* [Assigned task]: Every line in the entries that holds "text" should be identified and copied.

Dataset excerpts:
== Segment start ==
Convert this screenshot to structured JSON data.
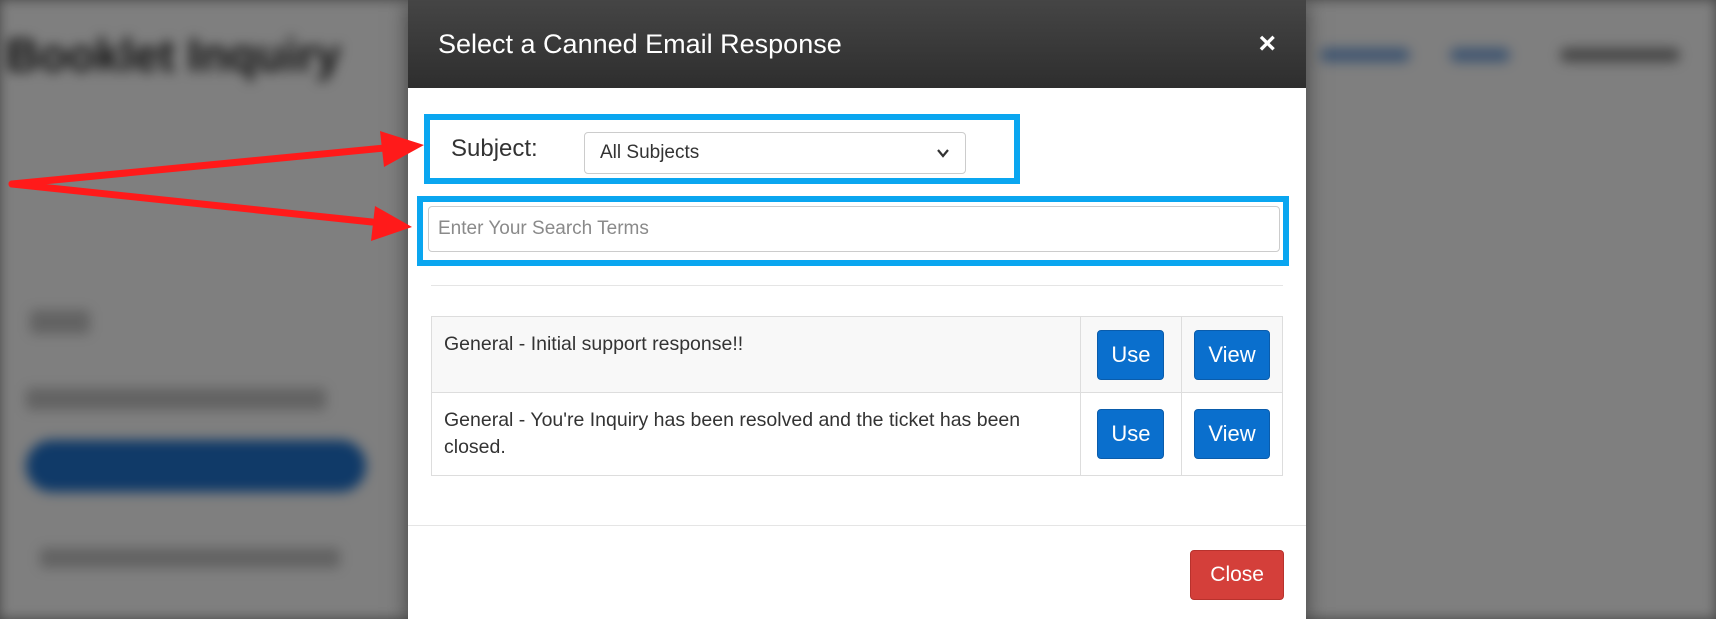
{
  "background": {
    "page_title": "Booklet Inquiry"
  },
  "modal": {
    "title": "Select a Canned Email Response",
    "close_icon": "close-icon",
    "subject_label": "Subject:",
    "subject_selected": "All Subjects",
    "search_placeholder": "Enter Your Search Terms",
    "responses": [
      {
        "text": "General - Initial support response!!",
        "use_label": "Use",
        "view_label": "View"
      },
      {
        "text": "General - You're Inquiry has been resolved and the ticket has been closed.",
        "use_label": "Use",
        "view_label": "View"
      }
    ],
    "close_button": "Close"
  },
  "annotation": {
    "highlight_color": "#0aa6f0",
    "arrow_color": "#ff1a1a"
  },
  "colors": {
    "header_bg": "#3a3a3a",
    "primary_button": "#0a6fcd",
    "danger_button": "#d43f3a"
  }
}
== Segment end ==
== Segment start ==
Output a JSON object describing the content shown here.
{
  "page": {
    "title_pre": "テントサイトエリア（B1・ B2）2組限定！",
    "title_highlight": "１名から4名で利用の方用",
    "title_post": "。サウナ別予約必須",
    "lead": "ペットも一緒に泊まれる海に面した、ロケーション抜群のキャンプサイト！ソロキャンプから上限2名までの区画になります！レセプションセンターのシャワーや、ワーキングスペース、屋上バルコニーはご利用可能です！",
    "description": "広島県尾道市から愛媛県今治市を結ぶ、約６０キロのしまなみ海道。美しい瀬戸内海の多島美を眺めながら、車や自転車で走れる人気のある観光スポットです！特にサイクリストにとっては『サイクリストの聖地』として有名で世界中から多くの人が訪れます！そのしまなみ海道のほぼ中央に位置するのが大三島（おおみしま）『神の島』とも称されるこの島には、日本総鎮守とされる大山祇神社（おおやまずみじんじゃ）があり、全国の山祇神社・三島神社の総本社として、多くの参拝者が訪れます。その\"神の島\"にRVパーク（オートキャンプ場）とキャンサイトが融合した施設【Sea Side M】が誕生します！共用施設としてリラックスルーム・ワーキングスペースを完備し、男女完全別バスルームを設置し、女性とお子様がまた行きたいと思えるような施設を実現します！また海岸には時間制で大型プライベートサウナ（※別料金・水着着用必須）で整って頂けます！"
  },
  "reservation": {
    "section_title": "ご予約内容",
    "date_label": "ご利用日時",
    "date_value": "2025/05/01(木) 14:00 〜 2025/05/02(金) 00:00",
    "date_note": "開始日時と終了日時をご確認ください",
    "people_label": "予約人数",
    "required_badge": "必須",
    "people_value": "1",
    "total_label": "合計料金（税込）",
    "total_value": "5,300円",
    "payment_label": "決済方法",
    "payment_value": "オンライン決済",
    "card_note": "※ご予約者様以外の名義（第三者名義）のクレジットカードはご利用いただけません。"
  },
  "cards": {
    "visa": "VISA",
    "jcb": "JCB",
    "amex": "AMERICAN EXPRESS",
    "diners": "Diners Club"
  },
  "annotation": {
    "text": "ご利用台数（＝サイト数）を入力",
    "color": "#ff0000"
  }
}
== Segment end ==
* [Problem solution]:
        "text": "General - Initial support response!!",
        "text": "General - You're Inquiry has been resolved and the ticket has been closed.",
    "text": "ご利用台数（＝サイト数）を入力",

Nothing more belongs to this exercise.